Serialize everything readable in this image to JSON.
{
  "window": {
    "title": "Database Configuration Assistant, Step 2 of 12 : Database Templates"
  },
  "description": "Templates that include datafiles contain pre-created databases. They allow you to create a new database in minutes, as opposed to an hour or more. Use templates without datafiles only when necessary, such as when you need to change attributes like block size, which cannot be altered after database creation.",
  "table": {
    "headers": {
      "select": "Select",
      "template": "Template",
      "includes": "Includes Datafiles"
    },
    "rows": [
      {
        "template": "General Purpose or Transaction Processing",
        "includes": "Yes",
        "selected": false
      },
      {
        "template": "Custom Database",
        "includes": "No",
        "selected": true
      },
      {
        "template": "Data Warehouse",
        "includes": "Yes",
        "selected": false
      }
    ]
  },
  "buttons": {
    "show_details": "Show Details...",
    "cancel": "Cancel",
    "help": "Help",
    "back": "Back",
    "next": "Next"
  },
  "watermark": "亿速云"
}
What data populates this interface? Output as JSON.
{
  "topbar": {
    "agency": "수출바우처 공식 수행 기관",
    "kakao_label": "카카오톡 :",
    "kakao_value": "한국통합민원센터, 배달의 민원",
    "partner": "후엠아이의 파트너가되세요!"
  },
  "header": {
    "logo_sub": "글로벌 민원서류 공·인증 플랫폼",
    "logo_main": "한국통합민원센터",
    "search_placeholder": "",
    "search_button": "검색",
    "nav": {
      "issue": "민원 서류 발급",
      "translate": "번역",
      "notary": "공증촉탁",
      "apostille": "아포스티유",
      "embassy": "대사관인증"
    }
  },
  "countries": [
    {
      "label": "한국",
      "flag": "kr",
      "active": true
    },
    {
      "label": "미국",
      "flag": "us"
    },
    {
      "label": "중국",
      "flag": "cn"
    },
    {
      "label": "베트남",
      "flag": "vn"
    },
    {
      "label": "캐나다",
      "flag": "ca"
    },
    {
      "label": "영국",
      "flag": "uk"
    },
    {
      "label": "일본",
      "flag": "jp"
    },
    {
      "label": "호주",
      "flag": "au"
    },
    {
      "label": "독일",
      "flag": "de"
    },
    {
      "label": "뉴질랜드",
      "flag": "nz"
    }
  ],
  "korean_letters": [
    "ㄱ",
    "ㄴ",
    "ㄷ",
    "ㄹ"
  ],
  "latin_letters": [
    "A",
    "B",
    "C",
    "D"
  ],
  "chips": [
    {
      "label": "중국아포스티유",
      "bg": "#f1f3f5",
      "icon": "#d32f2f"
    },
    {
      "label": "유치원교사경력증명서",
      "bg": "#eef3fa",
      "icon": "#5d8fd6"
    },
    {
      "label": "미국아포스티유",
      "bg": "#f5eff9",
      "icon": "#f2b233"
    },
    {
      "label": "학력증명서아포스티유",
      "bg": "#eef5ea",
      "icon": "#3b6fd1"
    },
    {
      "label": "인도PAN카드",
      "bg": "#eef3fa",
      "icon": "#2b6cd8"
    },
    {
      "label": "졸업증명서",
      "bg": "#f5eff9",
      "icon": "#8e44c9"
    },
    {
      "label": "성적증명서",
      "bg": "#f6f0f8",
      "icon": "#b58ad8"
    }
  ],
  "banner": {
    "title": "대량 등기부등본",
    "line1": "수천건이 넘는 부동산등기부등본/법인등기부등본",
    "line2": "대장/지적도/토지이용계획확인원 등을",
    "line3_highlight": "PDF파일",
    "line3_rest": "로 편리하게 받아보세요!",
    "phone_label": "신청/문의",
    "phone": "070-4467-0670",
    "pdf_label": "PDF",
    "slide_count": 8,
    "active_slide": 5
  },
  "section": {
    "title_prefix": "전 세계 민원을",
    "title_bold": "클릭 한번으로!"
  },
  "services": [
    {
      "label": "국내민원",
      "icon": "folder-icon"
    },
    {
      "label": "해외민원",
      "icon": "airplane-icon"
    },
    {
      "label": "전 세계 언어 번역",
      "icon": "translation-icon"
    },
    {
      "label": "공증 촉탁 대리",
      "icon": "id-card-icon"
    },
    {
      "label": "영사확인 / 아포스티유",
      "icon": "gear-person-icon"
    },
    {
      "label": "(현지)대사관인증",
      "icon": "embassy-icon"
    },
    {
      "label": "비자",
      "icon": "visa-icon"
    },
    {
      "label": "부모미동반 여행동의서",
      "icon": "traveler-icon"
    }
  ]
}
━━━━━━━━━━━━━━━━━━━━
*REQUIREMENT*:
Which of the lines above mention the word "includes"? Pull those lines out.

*WRITTEN SOLUTION*:
      "includes": "Includes Datafiles"
        "includes": "Yes",
        "includes": "No",
        "includes": "Yes",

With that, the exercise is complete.